I don’t have much faith in electoral politics anymore.
The constant chauvinism tires me, and the establishment bias of our two-party system leaves little room for meaningful change. That said, former Sen. Mike Gravel’s, D‑Alaska, presidential campaign revived a dream that a presidential campaign could change something.
Within a week of announcing Gravel’s candidacy, Henry Williams and David Oks, the two teenagers running his campaign, released a Google Doc with his proposed platform along with a straightforward request for feedback and edits from the progressive or socialist community that might support him.
It was crude, unprofessional, rudimentary, and amateurish. And, I fell in love.
The campaign was unabashedly community — and grassroots-oriented. So, I fell back into hopefulness and even suggested my own edits to his platform.
Gravel’s story is one of bravery and agitation.
His most important accomplishment is reading a part of the Pentagon Papers, out loud, in committee. To top off his legendary achievement, once Gravel was too exhausted to continue, he added 4,100 pages of the Pentagon Papers to the congressional record, instantly revealing and forever preserving the evils of the Vietnam War ⏤ at the time, it was unclear whether newspapers would ever be able to publish the leaked papers because of several injunctions from the Department of Justice which halted publication.
Gravel knew when he ran for president in 2020, nearly five decades later, that he wouldn’t win. But his campaign was explicit about its goals from the start: to inject healthy debate into the primary about the U.S.’s murderous foreign policy and to push other candidates leftward on other issues like healthcare and electoral reform.
In the beginning, I didn’t expect much from the campaign. Gravel’s admittedly overambitious plan was to qualify for a debate or two, make some bold statements about foreign policy, and then drop out of the race.
The Democratic National Committee created strict, exclusionary rules for qualifying: 65,000 unique donors or 1% in at least three DNC-approved polls. With nearly 25 major candidates running, these were especially stringent.
As expected, Gravel missed the first debate by a long shot. But as the qualification deadline for the second debate approached, Gravel’s popularity and donations grew exponentially.
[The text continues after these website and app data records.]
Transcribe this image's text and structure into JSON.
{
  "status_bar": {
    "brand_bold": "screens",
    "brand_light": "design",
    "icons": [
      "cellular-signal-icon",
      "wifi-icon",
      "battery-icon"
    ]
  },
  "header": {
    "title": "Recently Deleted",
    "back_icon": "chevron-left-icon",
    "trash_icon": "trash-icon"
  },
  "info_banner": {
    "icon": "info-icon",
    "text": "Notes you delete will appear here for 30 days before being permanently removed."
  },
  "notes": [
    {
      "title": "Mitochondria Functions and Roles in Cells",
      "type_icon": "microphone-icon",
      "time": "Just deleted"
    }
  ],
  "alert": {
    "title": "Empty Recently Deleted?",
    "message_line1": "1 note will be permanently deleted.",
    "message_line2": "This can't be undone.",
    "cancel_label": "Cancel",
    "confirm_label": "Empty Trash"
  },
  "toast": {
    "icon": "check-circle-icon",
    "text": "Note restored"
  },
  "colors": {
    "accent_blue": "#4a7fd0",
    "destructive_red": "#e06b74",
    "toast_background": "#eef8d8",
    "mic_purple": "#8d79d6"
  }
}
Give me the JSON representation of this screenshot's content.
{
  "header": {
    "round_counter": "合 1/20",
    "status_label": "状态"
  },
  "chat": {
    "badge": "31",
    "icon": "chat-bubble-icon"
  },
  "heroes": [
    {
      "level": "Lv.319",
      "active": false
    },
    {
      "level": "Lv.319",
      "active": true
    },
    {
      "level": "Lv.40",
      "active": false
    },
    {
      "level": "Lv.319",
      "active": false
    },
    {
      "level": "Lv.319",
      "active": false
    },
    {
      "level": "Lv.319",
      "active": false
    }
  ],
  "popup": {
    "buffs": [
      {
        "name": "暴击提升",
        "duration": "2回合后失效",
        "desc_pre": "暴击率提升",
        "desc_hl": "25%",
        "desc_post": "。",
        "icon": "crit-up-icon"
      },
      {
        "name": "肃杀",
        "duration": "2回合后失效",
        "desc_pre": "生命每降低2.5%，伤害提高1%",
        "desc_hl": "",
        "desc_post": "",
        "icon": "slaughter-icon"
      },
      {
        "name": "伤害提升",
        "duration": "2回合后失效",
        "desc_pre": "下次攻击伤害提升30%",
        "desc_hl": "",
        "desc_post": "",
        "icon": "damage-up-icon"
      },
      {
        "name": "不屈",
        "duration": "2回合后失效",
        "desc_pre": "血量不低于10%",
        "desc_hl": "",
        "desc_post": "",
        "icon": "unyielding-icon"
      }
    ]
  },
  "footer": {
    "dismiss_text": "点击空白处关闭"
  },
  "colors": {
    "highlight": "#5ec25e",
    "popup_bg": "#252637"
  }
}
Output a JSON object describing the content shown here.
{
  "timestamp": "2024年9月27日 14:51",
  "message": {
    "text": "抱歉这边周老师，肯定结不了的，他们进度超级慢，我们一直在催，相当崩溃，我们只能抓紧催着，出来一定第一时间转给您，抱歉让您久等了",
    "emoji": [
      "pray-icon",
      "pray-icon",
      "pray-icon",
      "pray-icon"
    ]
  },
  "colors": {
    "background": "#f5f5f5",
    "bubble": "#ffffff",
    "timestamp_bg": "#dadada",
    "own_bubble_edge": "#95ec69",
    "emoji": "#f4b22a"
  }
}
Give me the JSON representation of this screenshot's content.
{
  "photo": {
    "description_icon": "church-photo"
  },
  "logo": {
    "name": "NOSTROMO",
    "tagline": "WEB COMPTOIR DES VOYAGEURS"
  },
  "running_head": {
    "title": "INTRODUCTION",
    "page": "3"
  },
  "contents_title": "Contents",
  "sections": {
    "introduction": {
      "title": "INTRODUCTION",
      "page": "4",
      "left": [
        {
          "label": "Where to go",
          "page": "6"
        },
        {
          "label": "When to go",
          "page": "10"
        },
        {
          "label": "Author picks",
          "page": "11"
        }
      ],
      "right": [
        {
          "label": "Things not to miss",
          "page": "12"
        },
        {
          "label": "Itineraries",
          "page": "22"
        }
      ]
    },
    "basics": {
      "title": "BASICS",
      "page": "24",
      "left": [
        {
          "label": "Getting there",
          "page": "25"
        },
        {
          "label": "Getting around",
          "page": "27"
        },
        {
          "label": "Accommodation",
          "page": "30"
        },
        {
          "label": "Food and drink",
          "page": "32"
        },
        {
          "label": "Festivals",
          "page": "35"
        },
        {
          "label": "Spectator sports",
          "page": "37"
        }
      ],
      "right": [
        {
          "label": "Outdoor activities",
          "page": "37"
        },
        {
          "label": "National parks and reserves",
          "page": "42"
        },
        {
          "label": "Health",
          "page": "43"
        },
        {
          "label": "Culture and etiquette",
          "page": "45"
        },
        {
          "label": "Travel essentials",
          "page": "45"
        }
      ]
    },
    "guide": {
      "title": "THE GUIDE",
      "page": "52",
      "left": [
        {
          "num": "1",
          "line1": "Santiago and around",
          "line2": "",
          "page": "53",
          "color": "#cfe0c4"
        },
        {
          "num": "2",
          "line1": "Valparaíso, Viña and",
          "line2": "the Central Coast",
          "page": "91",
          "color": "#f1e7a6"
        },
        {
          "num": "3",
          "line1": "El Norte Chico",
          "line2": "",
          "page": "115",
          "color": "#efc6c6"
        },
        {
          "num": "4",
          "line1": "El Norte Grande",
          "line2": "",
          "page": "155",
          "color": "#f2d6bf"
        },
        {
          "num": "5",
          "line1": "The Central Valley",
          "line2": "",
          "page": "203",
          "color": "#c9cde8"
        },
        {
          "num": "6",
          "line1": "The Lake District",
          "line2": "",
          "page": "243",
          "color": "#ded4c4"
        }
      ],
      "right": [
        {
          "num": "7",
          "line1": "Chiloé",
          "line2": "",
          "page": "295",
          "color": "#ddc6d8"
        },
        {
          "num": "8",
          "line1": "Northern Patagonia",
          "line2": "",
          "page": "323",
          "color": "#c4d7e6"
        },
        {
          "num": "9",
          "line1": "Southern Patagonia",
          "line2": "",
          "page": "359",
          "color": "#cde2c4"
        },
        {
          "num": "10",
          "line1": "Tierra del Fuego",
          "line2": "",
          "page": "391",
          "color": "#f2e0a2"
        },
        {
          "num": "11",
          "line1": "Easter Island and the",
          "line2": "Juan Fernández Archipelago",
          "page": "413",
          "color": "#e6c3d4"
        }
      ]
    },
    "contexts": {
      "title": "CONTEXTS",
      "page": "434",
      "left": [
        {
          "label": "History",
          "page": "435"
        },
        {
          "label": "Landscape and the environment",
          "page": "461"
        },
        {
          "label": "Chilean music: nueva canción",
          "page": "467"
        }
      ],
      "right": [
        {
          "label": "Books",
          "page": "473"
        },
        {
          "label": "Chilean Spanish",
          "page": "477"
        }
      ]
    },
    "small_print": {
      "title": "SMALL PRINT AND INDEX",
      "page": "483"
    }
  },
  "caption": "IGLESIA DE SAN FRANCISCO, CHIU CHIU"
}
The days before the deadline were a rollercoaster. I refreshed Gravel’s donor count dozens of times until he hit 65,000.
Gravel officially qualified for the debate. A major anti-war critic on the Democratic debate stage could illuminate the death and destruction of our foreign policy.
The DNC allowed a maximum of 20 candidates on the debate stage. Gravel was one of the last ones to qualify and the July stage was set ⏤ until, a few days before qualification closed, Rep. Tim Ryan passed the polling threshold.
The DNC decided Ryan deserved the spot more than Gravel because it values the polling qualification over grassroots donations. Six candidates in the July debate did not reach 65,000 donors, including Ryan. Half of these candidates had less than 10,000 donors but were allowed to spit their nearly identical talking points while Gravel’s insights were forced to the sideline.
One can only speculate about why the DNC chose to prioritize polling rather than donors, which are a more stable and predictable indicator of actual support.
Gravel had little chance of qualifying because his name wasn’t included in most approved polls, despite having tens of thousands more donors than other candidates whose names were included.
But the issues don’t stop with Gravel.
Rep. Tulsi Gabbard, another candidate critical of America’s foreign policy consensus, won’t be on stage Sept. 12 because she didn’t reach the threshold in four DNC-approved polls. She did, however, reach at least 2% in dozens of credible polls that the DNC decided not to count for debate qualification.
The DNC’s policy is clearly and purposefully restrictive.
Were some polls specifically excluded to push Gabbard out of the September debate? Though we don’t know for certain, it wouldn’t be out of character for the DNC.
The Democratic party’s establishment bias is well-documented, especially after it was revealed that the 2016 Clinton campaign essentially picked the DNC’s personnel in its research and communications departments. Similarly, we’re only six months out from the Democratic Congressional Campaign Committee ⏤ the organization tasked with organizing fair congressional primaries ⏤ announcing it would blacklist any vendor working for a primary campaign that challenges a Democratic incumbent.
Gabbard summed up her thoughts in a recent interview.
“The whole process lacks transparency,” she said. “If they’re not transparent with their process … it creates a lack of trust in Democratic voters that the DNC is actually working for their interest and creating a very fair and transparent process. When you’ve got a lack of trust, you’ve got people who wonder whether or not they should be involved at all.”
I only partially disagree with Gabbard here: The DNC has been transparently establishment-oriented and unwilling to challenge its rightward lurch that occurred between the Reagan and Obama years.
With disappointment after disappointment, it really does leave me wondering whether I should be involved at all.